▶ TASK DIRECTIONS: Repeat the data below exactly, with every entry included.

▶ RECORDS FOR THIS EXERCISE:
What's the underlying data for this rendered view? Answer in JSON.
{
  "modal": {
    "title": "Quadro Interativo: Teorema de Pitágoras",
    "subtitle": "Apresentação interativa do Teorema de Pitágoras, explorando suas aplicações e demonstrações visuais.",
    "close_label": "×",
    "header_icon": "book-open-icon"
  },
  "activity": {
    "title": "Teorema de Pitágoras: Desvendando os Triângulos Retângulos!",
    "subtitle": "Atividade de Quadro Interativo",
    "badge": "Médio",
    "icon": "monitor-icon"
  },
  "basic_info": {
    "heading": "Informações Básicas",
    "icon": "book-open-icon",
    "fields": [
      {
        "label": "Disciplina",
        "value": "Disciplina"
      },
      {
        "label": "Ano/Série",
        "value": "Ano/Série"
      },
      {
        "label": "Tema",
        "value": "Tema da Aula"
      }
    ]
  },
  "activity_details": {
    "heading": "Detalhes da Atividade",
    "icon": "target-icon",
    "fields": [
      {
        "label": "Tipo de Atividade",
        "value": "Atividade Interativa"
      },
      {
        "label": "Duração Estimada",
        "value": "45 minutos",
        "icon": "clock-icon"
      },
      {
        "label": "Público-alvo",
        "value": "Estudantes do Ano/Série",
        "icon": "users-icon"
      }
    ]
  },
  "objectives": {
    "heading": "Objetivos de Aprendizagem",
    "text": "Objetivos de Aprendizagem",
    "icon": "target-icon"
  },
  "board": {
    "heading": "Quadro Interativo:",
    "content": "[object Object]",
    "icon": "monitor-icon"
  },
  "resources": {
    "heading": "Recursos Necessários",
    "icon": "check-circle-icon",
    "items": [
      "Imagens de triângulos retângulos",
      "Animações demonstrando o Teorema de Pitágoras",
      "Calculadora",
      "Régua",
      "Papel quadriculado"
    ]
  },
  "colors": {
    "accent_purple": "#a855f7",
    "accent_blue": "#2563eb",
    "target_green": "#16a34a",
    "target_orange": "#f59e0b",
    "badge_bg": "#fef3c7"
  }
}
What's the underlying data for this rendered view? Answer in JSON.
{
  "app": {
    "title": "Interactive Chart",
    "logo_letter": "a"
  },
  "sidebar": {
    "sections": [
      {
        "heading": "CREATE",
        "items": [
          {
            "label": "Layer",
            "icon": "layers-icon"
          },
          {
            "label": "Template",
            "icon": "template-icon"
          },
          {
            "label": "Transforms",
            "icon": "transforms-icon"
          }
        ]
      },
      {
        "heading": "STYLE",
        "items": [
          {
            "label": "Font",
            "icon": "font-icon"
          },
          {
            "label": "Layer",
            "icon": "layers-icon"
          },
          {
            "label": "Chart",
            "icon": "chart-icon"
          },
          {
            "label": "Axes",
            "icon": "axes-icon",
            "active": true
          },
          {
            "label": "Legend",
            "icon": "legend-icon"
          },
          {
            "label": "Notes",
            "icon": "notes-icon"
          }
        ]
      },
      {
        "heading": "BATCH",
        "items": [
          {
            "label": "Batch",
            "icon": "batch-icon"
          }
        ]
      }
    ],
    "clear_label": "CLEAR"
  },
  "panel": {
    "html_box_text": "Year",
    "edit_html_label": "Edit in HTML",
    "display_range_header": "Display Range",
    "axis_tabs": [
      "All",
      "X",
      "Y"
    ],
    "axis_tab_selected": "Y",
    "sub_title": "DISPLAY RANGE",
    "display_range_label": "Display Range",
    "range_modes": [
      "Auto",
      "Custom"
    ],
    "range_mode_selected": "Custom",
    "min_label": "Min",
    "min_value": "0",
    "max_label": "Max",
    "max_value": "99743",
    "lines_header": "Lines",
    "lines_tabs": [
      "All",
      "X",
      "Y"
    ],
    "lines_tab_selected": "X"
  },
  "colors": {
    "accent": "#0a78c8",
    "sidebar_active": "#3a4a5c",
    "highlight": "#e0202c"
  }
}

▶ WRITTEN REPLY:
What's the underlying data for this rendered view? Answer in JSON.
{
  "modal": {
    "title": "Quadro Interativo: Teorema de Pitágoras",
    "subtitle": "Apresentação interativa do Teorema de Pitágoras, explorando suas aplicações e demonstrações visuais.",
    "close_label": "×",
    "header_icon": "book-open-icon"
  },
  "activity": {
    "title": "Teorema de Pitágoras: Desvendando os Triângulos Retângulos!",
    "subtitle": "Atividade de Quadro Interativo",
    "badge": "Médio",
    "icon": "monitor-icon"
  },
  "basic_info": {
    "heading": "Informações Básicas",
    "icon": "book-open-icon",
    "fields": [
      {
        "label": "Disciplina",
        "value": "Disciplina"
      },
      {
        "label": "Ano/Série",
        "value": "Ano/Série"
      },
      {
        "label": "Tema",
        "value": "Tema da Aula"
      }
    ]
  },
  "activity_details": {
    "heading": "Detalhes da Atividade",
    "icon": "target-icon",
    "fields": [
      {
        "label": "Tipo de Atividade",
        "value": "Atividade Interativa"
      },
      {
        "label": "Duração Estimada",
        "value": "45 minutos",
        "icon": "clock-icon"
      },
      {
        "label": "Público-alvo",
        "value": "Estudantes do Ano/Série",
        "icon": "users-icon"
      }
    ]
  },
  "objectives": {
    "heading": "Objetivos de Aprendizagem",
    "text": "Objetivos de Aprendizagem",
    "icon": "target-icon"
  },
  "board": {
    "heading": "Quadro Interativo:",
    "content": "[object Object]",
    "icon": "monitor-icon"
  },
  "resources": {
    "heading": "Recursos Necessários",
    "icon": "check-circle-icon",
    "items": [
      "Imagens de triângulos retângulos",
      "Animações demonstrando o Teorema de Pitágoras",
      "Calculadora",
      "Régua",
      "Papel quadriculado"
    ]
  },
  "colors": {
    "accent_purple": "#a855f7",
    "accent_blue": "#2563eb",
    "target_green": "#16a34a",
    "target_orange": "#f59e0b",
    "badge_bg": "#fef3c7"
  }
}
What's the underlying data for this rendered view? Answer in JSON.
{
  "app": {
    "title": "Interactive Chart",
    "logo_letter": "a"
  },
  "sidebar": {
    "sections": [
      {
        "heading": "CREATE",
        "items": [
          {
            "label": "Layer",
            "icon": "layers-icon"
          },
          {
            "label": "Template",
            "icon": "template-icon"
          },
          {
            "label": "Transforms",
            "icon": "transforms-icon"
          }
        ]
      },
      {
        "heading": "STYLE",
        "items": [
          {
            "label": "Font",
            "icon": "font-icon"
          },
          {
            "label": "Layer",
            "icon": "layers-icon"
          },
          {
            "label": "Chart",
            "icon": "chart-icon"
          },
          {
            "label": "Axes",
            "icon": "axes-icon",
            "active": true
          },
          {
            "label": "Legend",
            "icon": "legend-icon"
          },
          {
            "label": "Notes",
            "icon": "notes-icon"
          }
        ]
      },
      {
        "heading": "BATCH",
        "items": [
          {
            "label": "Batch",
            "icon": "batch-icon"
          }
        ]
      }
    ],
    "clear_label": "CLEAR"
  },
  "panel": {
    "html_box_text": "Year",
    "edit_html_label": "Edit in HTML",
    "display_range_header": "Display Range",
    "axis_tabs": [
      "All",
      "X",
      "Y"
    ],
    "axis_tab_selected": "Y",
    "sub_title": "DISPLAY RANGE",
    "display_range_label": "Display Range",
    "range_modes": [
      "Auto",
      "Custom"
    ],
    "range_mode_selected": "Custom",
    "min_label": "Min",
    "min_value": "0",
    "max_label": "Max",
    "max_value": "99743",
    "lines_header": "Lines",
    "lines_tabs": [
      "All",
      "X",
      "Y"
    ],
    "lines_tab_selected": "X"
  },
  "colors": {
    "accent": "#0a78c8",
    "sidebar_active": "#3a4a5c",
    "highlight": "#e0202c"
  }
}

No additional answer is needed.